But Innovation Metrics are valid and useful, and implementing them can give you greater insight into the mysterious black box of creativity and spontaneity that many think innovation is.
There are three basic areas to measure when doing these metrics:
The Processes lie between the inputs and the outputs, but are often the mysterious black box where innovation happens. Inputs and Outputs are more obvious thing to measure.
Start with what you have and measure those things (e.g. new people, new strategies). Measure how the new strategies are communicated throughout the firm.

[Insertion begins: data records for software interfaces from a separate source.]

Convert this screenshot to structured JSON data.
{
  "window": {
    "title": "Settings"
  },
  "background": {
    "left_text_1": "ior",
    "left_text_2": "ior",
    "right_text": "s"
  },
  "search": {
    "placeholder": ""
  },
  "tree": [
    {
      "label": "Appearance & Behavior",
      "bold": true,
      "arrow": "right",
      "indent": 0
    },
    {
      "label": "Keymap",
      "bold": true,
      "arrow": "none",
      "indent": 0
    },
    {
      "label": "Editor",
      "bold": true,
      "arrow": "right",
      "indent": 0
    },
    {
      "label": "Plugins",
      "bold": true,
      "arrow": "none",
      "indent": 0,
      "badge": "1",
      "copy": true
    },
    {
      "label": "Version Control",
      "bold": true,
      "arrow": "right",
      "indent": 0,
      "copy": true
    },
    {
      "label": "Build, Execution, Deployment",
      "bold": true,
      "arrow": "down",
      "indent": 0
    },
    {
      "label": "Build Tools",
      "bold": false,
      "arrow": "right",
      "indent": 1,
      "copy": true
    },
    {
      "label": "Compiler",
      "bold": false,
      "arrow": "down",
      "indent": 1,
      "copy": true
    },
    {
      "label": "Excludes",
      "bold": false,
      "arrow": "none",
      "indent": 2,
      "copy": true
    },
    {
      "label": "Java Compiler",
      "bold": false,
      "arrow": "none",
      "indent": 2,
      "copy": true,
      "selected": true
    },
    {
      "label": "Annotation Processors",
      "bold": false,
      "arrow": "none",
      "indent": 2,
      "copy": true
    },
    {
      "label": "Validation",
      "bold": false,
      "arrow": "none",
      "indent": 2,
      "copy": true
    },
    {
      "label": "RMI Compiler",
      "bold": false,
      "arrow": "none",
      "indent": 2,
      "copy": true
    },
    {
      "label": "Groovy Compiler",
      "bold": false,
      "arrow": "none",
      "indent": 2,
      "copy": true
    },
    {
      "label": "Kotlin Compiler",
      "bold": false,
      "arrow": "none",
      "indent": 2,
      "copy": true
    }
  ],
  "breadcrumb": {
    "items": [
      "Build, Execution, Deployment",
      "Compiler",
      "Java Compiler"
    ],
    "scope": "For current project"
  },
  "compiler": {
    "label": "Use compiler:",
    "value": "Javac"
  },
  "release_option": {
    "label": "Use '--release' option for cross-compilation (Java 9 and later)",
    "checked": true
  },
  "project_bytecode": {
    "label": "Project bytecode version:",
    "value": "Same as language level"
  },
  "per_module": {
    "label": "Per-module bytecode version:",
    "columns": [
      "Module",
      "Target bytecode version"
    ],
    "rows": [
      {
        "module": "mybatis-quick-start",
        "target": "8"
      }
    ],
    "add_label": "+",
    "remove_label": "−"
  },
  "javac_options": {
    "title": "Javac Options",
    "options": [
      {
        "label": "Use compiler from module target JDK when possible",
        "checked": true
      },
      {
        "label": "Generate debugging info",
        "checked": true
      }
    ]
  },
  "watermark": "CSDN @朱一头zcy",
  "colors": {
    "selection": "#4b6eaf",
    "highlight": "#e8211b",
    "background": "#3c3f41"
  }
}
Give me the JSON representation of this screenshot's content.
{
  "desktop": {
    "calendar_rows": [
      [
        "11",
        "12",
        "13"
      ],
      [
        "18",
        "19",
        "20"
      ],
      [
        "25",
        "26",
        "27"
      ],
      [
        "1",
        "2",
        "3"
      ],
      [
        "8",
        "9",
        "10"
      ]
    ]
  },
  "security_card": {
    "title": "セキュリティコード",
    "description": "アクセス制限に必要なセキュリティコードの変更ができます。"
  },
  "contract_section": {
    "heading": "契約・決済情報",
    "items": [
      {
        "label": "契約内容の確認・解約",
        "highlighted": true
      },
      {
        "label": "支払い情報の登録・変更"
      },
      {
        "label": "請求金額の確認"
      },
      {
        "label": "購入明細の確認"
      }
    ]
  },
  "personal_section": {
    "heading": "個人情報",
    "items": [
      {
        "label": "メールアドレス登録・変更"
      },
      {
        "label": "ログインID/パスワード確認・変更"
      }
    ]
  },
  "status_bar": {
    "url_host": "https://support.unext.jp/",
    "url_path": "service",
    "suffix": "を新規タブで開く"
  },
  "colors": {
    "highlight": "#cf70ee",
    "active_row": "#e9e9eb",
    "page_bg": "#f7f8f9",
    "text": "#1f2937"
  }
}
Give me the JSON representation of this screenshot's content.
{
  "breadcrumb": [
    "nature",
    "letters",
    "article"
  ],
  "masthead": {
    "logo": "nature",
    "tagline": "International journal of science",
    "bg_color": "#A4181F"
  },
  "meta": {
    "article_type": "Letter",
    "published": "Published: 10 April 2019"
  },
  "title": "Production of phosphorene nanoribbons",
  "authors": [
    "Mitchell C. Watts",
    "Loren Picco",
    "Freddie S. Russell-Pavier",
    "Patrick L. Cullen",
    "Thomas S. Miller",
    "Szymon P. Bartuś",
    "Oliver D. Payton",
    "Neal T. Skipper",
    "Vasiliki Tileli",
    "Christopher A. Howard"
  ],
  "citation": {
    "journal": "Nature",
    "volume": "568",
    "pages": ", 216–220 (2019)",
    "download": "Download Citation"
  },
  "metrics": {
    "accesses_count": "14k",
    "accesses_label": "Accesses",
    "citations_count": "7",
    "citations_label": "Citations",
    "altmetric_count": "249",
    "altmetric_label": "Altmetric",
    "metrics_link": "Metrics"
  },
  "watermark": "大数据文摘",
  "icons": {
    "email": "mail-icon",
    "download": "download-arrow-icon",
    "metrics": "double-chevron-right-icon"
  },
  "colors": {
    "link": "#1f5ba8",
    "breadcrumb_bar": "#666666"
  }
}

Start simple. Once you begin getting insights you can make your metrics more granular. An important start to innovation metrics is deciding what to measure. You should not try to take in all the data and measure everything. Keep it simple. Do a check after a few weeks. Are we measuring the right things?
Your company is already using metrics. One of the most important aspects of using innovation metrics is having a common language in the firm around innovative processes. Think about how you can use current methodologies and their lingo and apply them to your innovation strategy.
Do not merely measure for the sake of measuring. What are the metrics telling you? If they are not telling you anything useful, get rid of them. Applying an innovation methodology means not being afraid to scrap the methodology. It is not because of fear of change, but because it isn’t relaying valuable information.
This is what Stuart Hamilton has called “The Curse of the Methodology”.
The Curse of the Methodology: Instead of having the PM work out what needs to be done and then the PM taking care of it, (all behind the scenes), there emerged methodologies (PMP or otherwise) that try to ensure that the PM follows the menu of daily activities. Don’t get me wrong, a lean methodology to enforce good governance is a good thing, but on my last engagement, every project (big or small) had to lodge a minimum of 21 documents, and often as many as 40. These documents are lengthy, repetitive, and take weeks of the PM and other team members to fill out. Then they all go into the archive where they will never be read.
In the end, the most important thing is to have a common language in the firm in which to communicate about innovation and outcomes. It does not matter as much what methodology of metrics you use as much as it matters that everyone is using the same one, with the same language, conveying the same goal.